Unknown to alumna Fatima Ademoh, a recipient of the 2012 Rockefeller Social Innovation Award, running a campus mart as a Finance major would be the catalyst to spark her enthusiasm towards empowering people through agriculture.
While the classroom equipped Ms. Ademoh with the theoretical tools to create change and provide solutions, it was managing Quickie Mart on campus that shaped her practical experience and helped her to stand out.
She would proudly point out that applying the acquired knowledge to a real-world business scenario helped hone her entrepreneurial skill.
The campus club, Students in Free Enterprise (SIFE), was formed to support and improve small-scale businesses in the Yola community. Quickie Mart was a project of SIFE; in 2009/2010, Ms. Ademoh served as the third president, with faculty members as advisors.
Today, Ms. Ademoh is the founder of Ajima Youth Empowerment Foundation (AYEF), an NGO that works with young leaders to create sustainable social enterprises and projects that foster innovation and economic growth in developing communities.
AYEF has supported projects such as “Youth Agro Entrepreneurs,” a scheme that focuses on providing youths with up-to-date training on practical agriculture and entrepreneurship skills to enable them to grow a sustainable agribusiness venture.
In 2014, Ademoh with 25 semi-finalists from 18 other African countries participated in the ‘AgribizforAfrica’ competition and won $1,000.
The big break however came for her when she successfully secured $100,000 from the United States African Development Foundation (USADF) Power Africa Off-grid Energy Challenge to launch the project “Waste-2-Watt.”
The project aims at increasing access to affordable electricity in rural communities and power production activities.
Ademoh explained that the push behind “Waste-2-Watt” initiative is to “eradicate energy poverty in Nigeria through affordable solutions that feature community ownership of renewable energy projects.” The initiative will leverage agricultural waste generated in the Kuje area of Abuja by providing off-grid electricity, clean water, and biogas cooking fuel for farmers.

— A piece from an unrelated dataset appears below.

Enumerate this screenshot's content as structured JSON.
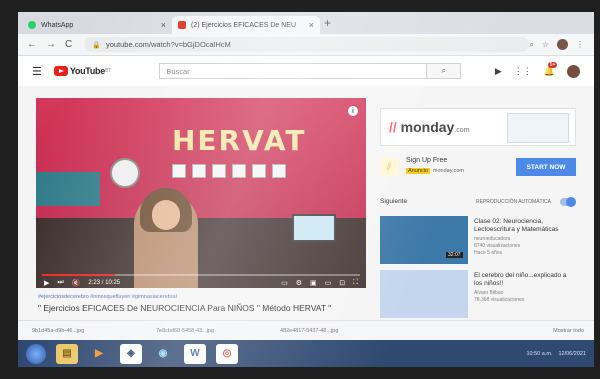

Ms. Ademoh is also a recipient of the Mandela Washington Fellowship, a network that provides young African leaders with the resources to foster change in their communities. Recently in Abuja, she was featured as a panelist on Institut Français du Nigeria quarterly talk on ecological management.
By Nelly Ating